▶ [Task objective]:
An exact reprint of every record below is required, with the pictures left out.

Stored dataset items
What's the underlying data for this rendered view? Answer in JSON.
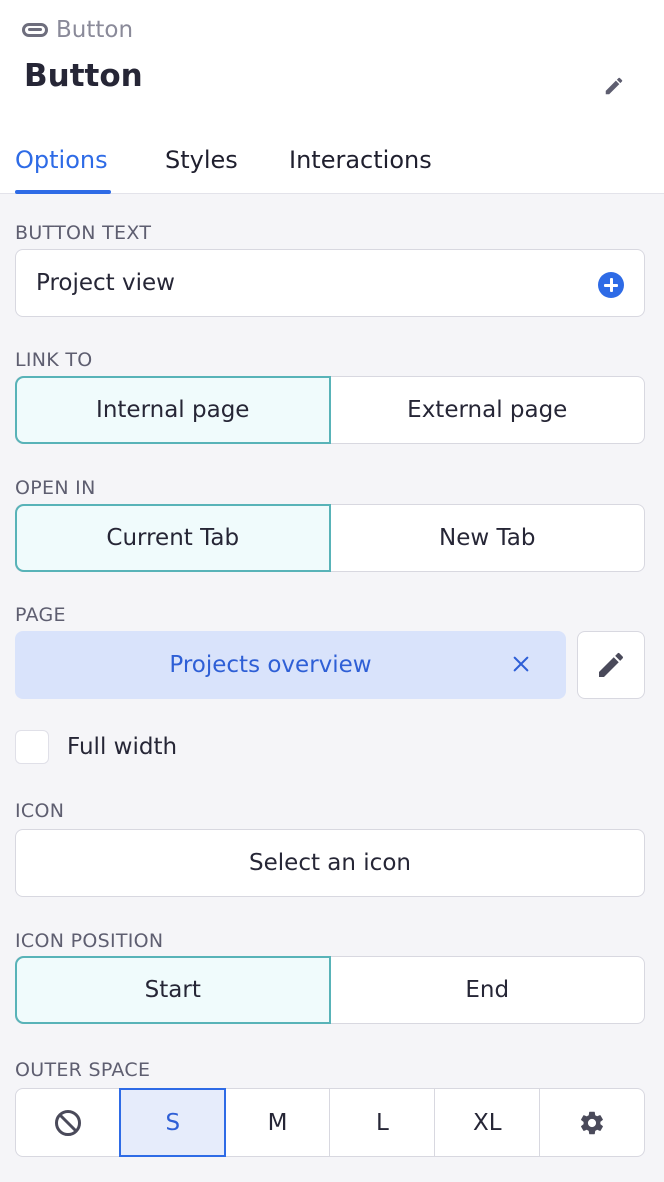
{
  "header": {
    "breadcrumb": "Button",
    "title": "Button"
  },
  "tabs": [
    {
      "label": "Options",
      "active": true
    },
    {
      "label": "Styles",
      "active": false
    },
    {
      "label": "Interactions",
      "active": false
    }
  ],
  "button_text": {
    "label": "BUTTON TEXT",
    "value": "Project view"
  },
  "link_to": {
    "label": "LINK TO",
    "options": [
      "Internal page",
      "External page"
    ],
    "selected": "Internal page"
  },
  "open_in": {
    "label": "OPEN IN",
    "options": [
      "Current Tab",
      "New Tab"
    ],
    "selected": "Current Tab"
  },
  "page": {
    "label": "PAGE",
    "value": "Projects overview"
  },
  "full_width": {
    "label": "Full width",
    "checked": false
  },
  "icon": {
    "label": "ICON",
    "placeholder": "Select an icon"
  },
  "icon_position": {
    "label": "ICON POSITION",
    "options": [
      "Start",
      "End"
    ],
    "selected": "Start"
  },
  "outer_space": {
    "label": "OUTER SPACE",
    "options": [
      "S",
      "M",
      "L",
      "XL"
    ],
    "selected": "S"
  },
  "colors": {
    "accent": "#2e6be6",
    "selected_teal": "#58b3b8",
    "page_chip_bg": "#d9e3fb"
  }
}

▶ [Exercise answer]:
What's the underlying data for this rendered view? Answer in JSON.
{
  "header": {
    "breadcrumb": "Button",
    "title": "Button"
  },
  "tabs": [
    {
      "label": "Options",
      "active": true
    },
    {
      "label": "Styles",
      "active": false
    },
    {
      "label": "Interactions",
      "active": false
    }
  ],
  "button_text": {
    "label": "BUTTON TEXT",
    "value": "Project view"
  },
  "link_to": {
    "label": "LINK TO",
    "options": [
      "Internal page",
      "External page"
    ],
    "selected": "Internal page"
  },
  "open_in": {
    "label": "OPEN IN",
    "options": [
      "Current Tab",
      "New Tab"
    ],
    "selected": "Current Tab"
  },
  "page": {
    "label": "PAGE",
    "value": "Projects overview"
  },
  "full_width": {
    "label": "Full width",
    "checked": false
  },
  "icon": {
    "label": "ICON",
    "placeholder": "Select an icon"
  },
  "icon_position": {
    "label": "ICON POSITION",
    "options": [
      "Start",
      "End"
    ],
    "selected": "Start"
  },
  "outer_space": {
    "label": "OUTER SPACE",
    "options": [
      "S",
      "M",
      "L",
      "XL"
    ],
    "selected": "S"
  },
  "colors": {
    "accent": "#2e6be6",
    "selected_teal": "#58b3b8",
    "page_chip_bg": "#d9e3fb"
  }
}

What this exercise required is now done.